The Dodgers rotation, if healthy, could be one of the best in the National League, the problem is there is almost no way they are getting anywhere close to 200 innings from at least two of their projected starters. Rich Hill’s story is amazing and when he has pitched over the last two seasons, he has been one of the best pitchers in baseball posting a 2.01 ERA. The problem is Hill just cannot stay healthy (made just 20 starts in 2016) and the Dodgers will be lucky to get more than 150 innings out of the 37 year old lefty.
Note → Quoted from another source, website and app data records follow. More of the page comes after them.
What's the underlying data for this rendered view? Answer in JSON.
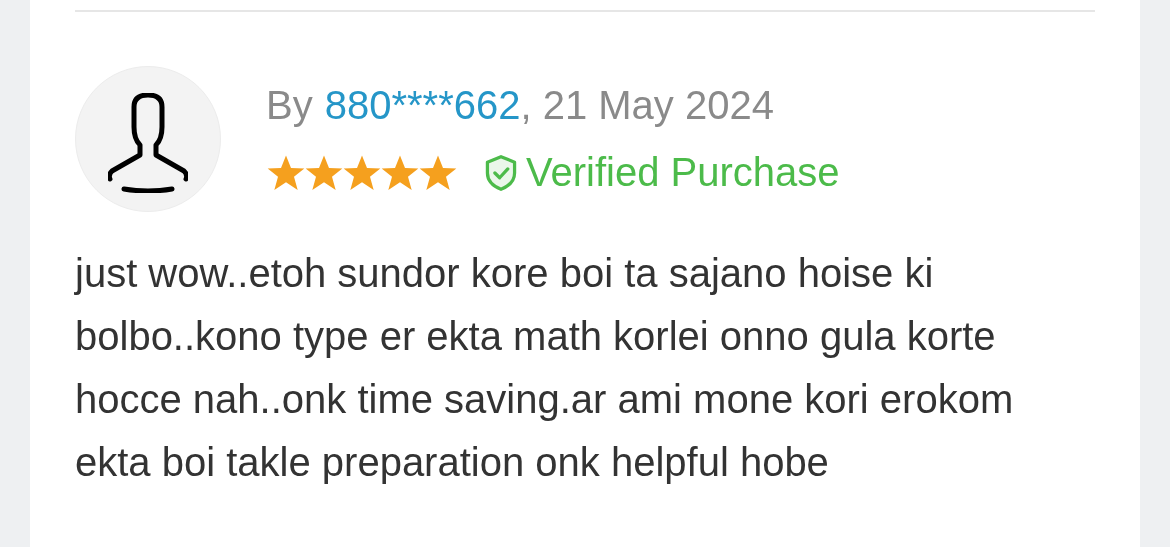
{
  "review": {
    "by_label": "By",
    "reviewer": "880****662",
    "date": ", 21 May 2024",
    "stars": 5,
    "verified_label": "Verified Purchase",
    "text": "just wow..etoh sundor kore boi ta sajano hoise ki bolbo..kono type er ekta math korlei onno gula korte hocce nah..onk time saving.ar ami mone kori erokom ekta boi takle preparation onk helpful hobe"
  }
}
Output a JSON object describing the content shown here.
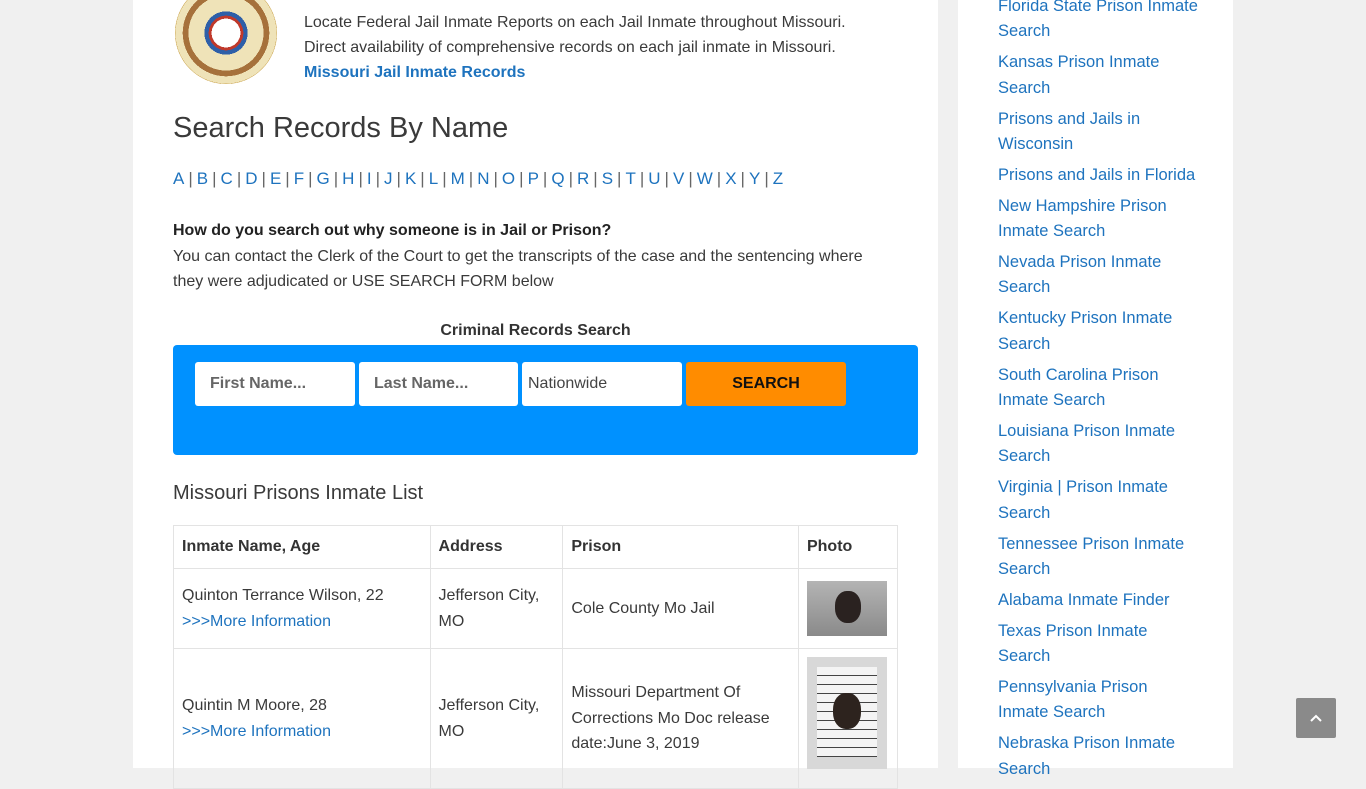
{
  "intro": {
    "line1": "Locate Federal Jail Inmate Reports on each Jail Inmate throughout Missouri.",
    "line2": "Direct availability of comprehensive records on each jail inmate in Missouri.",
    "link": "Missouri Jail Inmate Records",
    "seal_icon": "missouri-state-seal"
  },
  "search_title": "Search Records By Name",
  "alphabet": [
    "A",
    "B",
    "C",
    "D",
    "E",
    "F",
    "G",
    "H",
    "I",
    "J",
    "K",
    "L",
    "M",
    "N",
    "O",
    "P",
    "Q",
    "R",
    "S",
    "T",
    "U",
    "V",
    "W",
    "X",
    "Y",
    "Z"
  ],
  "faq": {
    "question": "How do you search out why someone is in Jail or Prison?",
    "answer": "You can contact the Clerk of the Court to get the transcripts of the case and the sentencing where they were adjudicated or USE SEARCH FORM below"
  },
  "search_form": {
    "title": "Criminal Records Search",
    "first_name_placeholder": "First Name...",
    "last_name_placeholder": "Last Name...",
    "location_value": "Nationwide",
    "button": "SEARCH",
    "colors": {
      "box": "#0091ff",
      "button": "#ff8c00"
    }
  },
  "inmate_list": {
    "title": "Missouri Prisons Inmate List",
    "headers": [
      "Inmate Name, Age",
      "Address",
      "Prison",
      "Photo"
    ],
    "rows": [
      {
        "name": "Quinton Terrance Wilson, 22",
        "link": ">>>More Information",
        "address": "Jefferson City, MO",
        "prison": "Cole County Mo Jail",
        "photo": "mugshot"
      },
      {
        "name": "Quintin M Moore, 28",
        "link": ">>>More Information",
        "address": "Jefferson City, MO",
        "prison": "Missouri Department Of Corrections Mo Doc release date:June 3, 2019",
        "photo": "mugshot"
      }
    ]
  },
  "sidebar": {
    "links": [
      "Florida State Prison Inmate Search",
      "Kansas Prison Inmate Search",
      "Prisons and Jails in Wisconsin",
      "Prisons and Jails in Florida",
      "New Hampshire Prison Inmate Search",
      "Nevada Prison Inmate Search",
      "Kentucky Prison Inmate Search",
      "South Carolina Prison Inmate Search",
      "Louisiana Prison Inmate Search",
      "Virginia | Prison Inmate Search",
      "Tennessee Prison Inmate Search",
      "Alabama Inmate Finder",
      "Texas Prison Inmate Search",
      "Pennsylvania Prison Inmate Search",
      "Nebraska Prison Inmate Search"
    ]
  },
  "back_to_top": {
    "icon": "chevron-up-icon",
    "glyph": "⌃"
  }
}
Julio Urias is at the opposite end of the spectrum from Hill, at 20 years old Urias does not have much injury concern and the Dodgers would like to keep it that way as there is already talk about sending Urias to extended spring training to start the year in an attempt to limit his innings in 2017. In case you haven’t heard, Clayton Kershaw is really good and Kenta Maeda adapted well to pitching in the Major Leagues last season as he appears to be a solid mid-rotation starter. Outside of that, there will be a lot of moving parts to this Dodgers rotation as I can see them leading the league in starters used again in 2017. The late winter addition of Sergio Romo should solidify the Dodgers pen in front of Kenley Jansen enough to make this a very respectable group throughout the season.
Stud: SP Clayton Kershaw. Clayton Kershaw is the best pitcher in baseball and there is really no arguing that. Kershaw missed a month last season with a back injury and still finished as a top 10 starting pitcher in standard leagues despite only throwing 149 innings. If you’re hesitant on taking Kershaw in the first round because of last season’s injury, I can understand that, but Kershaw is so dominant and so much better than everyone else at his position it is still worth the risk. I am not shying away as I have Kersh comfortably as a mid to late first round pick again in 2017.
Sleeper: 2B Logan Forsythe. Forsythe is the kind of pick that no one at your draft table will remember. No one is going to say “nice pick” or curse at you for stealing him from their team, but it’s late round values like Forsythe that can help you win your league. Forsythe finished as a top 10 second basemen in 2015 and was on a similar per game pace in 2016, but injuries limited him to 127 games. Forsythe is expected to lead off for the Dodgers and should see a boost in runs scored to go along with is 20 homer and 10 steal potential. Currently going as the 18th second baseman off the board, I’ll be happily grabbing Forsythe in plenty of drafts this season.
Bust: SP Rich Hill. I talked earlier about Hill’s dominance on the mound over the last two seasons as well as his major injury concerns. All starting pitchers are an injury risk as that is just the nature of the position, however Hill’s injuries aren’t something you can debate. They are going to happen. It is for that reason that I cannot get on board with Hill currently going as the 29th starter off the board. To take someone like Hill that high, you need to alter your draft and reach for more starting pitching than you normally would to make up for the time Hill will miss. No thanks, I’ll take someone who at least has a chance to reach 180 innings for my fantasy team.
2017 prediction: Despite having some pretty major concerns about the Dodgers lineup and pitching staff, I still think this is a good team and are still just a step ahead of the rival Giants in the race for October. I think they end up having some better luck with pitching injuries this season and grab their fifth straight division title. 92-70, 1st in the NL West.
Check out our other 2017 team previews here.
Photo Credit: Sporting News
Statistics are courtesy of Baseball reference and Fangraphs
Projected rosters are courtesy of rosterresource.com and accurate as of 2/22
Fantasy ADP data courtesy of STATS.com and The NFBC